- What are the symptoms and signs of compartment syndrome?
- When should I seek medical care for compartment syndrome?
- How is compartment syndrome diagnosed?
- What is the treatment for compartment syndrome?
- Surgery (fasciotomy)
- What are the complications of compartment syndrome?
- What is the prognosis for compartment syndrome?
What are the complications of compartment syndrome?
Left unrecognized or untreated, the complications of acute compartment syndrome are irreversible. As swelling increases and muscle loses its blood supply, cells eventually die and muscle necrosis occurs. Complications include:
- muscle scarring, contracture and loss of function of the limb;
- permanent nerve damage; and/or
- rhabdomyolysis (muscle breakdown) and kidney damage.

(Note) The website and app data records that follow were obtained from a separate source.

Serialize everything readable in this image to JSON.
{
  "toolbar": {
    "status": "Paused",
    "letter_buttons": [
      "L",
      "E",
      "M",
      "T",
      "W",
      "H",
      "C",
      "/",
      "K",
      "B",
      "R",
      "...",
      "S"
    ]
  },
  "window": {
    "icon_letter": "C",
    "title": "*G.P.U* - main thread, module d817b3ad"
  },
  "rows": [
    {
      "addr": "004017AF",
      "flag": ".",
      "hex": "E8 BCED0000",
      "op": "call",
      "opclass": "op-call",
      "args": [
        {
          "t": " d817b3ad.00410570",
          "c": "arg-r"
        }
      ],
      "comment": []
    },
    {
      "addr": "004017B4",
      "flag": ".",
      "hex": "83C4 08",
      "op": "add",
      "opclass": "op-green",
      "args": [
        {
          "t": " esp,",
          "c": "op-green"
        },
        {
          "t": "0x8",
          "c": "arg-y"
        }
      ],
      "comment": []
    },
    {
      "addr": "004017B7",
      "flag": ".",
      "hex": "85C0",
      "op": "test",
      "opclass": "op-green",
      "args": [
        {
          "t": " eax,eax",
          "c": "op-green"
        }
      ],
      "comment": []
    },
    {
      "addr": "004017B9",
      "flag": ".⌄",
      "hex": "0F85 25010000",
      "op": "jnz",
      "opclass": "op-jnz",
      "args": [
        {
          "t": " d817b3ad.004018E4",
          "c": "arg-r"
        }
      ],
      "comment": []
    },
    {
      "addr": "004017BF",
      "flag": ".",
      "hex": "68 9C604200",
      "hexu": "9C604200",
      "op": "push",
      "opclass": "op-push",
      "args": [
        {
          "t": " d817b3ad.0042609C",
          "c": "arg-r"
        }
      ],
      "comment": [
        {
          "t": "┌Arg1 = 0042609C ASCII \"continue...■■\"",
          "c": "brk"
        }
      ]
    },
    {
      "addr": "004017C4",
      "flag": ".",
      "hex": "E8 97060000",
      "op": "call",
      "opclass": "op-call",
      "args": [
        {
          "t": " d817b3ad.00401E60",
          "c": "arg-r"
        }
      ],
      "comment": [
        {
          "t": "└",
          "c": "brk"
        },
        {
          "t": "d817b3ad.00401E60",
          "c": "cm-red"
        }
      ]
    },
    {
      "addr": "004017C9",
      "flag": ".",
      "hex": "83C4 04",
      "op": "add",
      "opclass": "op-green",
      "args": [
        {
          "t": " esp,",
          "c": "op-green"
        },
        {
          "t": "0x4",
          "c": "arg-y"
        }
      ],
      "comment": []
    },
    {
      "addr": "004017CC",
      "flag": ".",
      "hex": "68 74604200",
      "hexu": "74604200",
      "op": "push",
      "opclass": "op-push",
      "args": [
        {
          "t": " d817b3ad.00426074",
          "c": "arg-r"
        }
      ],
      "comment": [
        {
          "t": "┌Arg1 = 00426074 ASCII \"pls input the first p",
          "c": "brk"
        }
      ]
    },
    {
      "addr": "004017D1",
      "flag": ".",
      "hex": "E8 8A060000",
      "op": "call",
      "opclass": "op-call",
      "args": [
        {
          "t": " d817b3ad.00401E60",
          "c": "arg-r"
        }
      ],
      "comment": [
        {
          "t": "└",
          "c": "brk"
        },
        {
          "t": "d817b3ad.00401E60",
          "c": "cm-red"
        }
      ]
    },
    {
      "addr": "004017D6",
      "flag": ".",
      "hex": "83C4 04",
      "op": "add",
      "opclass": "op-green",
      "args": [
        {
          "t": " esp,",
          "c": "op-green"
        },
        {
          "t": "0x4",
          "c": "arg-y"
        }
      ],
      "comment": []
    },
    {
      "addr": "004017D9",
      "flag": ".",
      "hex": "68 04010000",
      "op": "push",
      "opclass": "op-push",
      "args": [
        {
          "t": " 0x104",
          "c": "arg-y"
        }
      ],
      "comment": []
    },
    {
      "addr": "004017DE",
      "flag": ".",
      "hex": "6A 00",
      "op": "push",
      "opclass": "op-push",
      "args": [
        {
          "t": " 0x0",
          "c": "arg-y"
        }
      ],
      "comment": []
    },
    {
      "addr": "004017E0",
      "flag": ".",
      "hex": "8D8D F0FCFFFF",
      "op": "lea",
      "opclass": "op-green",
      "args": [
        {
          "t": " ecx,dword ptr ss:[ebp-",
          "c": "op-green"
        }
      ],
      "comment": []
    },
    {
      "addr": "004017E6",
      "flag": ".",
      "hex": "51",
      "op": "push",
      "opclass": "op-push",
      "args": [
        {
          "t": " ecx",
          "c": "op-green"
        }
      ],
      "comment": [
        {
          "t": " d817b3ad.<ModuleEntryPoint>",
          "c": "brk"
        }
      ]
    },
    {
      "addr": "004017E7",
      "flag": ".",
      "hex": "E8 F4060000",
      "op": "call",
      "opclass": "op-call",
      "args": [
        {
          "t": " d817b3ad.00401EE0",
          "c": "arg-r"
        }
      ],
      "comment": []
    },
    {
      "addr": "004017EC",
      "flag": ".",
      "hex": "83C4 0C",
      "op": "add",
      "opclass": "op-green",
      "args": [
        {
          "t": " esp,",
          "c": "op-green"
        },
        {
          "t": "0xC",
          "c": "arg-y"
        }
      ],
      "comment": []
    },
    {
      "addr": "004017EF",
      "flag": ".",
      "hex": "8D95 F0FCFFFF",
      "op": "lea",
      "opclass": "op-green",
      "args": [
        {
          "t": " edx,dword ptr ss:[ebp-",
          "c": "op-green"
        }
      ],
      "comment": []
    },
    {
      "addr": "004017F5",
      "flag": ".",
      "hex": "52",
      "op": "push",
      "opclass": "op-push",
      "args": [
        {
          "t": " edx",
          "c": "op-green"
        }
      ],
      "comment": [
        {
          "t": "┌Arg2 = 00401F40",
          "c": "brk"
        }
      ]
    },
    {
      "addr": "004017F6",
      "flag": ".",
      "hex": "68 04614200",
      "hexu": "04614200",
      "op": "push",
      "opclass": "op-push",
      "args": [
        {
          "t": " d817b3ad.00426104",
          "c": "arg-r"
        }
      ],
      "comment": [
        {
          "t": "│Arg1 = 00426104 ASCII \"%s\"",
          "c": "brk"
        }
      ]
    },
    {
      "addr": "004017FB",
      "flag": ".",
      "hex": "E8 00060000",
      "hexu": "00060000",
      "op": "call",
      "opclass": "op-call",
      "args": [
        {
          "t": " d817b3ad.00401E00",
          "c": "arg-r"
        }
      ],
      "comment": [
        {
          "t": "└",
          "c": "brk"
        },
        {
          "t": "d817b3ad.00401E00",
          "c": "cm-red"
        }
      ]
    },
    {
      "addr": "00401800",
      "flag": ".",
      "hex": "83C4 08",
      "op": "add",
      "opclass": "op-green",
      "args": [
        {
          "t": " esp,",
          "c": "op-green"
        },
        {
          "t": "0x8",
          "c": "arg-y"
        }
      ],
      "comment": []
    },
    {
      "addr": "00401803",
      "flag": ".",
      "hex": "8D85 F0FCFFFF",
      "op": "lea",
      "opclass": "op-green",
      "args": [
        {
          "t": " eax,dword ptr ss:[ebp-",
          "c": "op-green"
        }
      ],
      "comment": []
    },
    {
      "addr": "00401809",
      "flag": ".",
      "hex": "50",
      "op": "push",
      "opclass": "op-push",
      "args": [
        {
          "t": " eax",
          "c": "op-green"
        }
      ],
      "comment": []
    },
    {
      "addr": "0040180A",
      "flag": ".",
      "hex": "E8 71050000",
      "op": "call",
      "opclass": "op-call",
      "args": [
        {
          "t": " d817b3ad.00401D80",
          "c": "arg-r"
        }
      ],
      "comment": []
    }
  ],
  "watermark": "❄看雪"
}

Complications due to chronic or exercise induced compartment syndrome are rare but may include any of the above, especially if the person requires surgery to alleviate the chronic condition.
What is the prognosis for compartment syndrome?
Acute compartment syndrome is a potentially devastating condition. Return of normal function and minimizing injury depends upon quick recognition of the situation and prompt surgical fasciotomy to resolve the increased pressure. The longer the delay to surgery, the more potential for permanent loss of muscle and nerve function. The prognosis for chronic compartment syndrome is usually excellent.
Medically reviewed by Aimee V. HachigianGould, MD; American Board of Orthopaedic Surgery
Bucholz RW, et.al., Rockwood and Green's Fracture in Adults. 6th ed. United States; Lippincott, Williams and Wilkins, 2006
eMedicine.com. Compartment Syndrome, Exremity; Mulitmedia.
National Institutes of Health. Compartment Syndrome.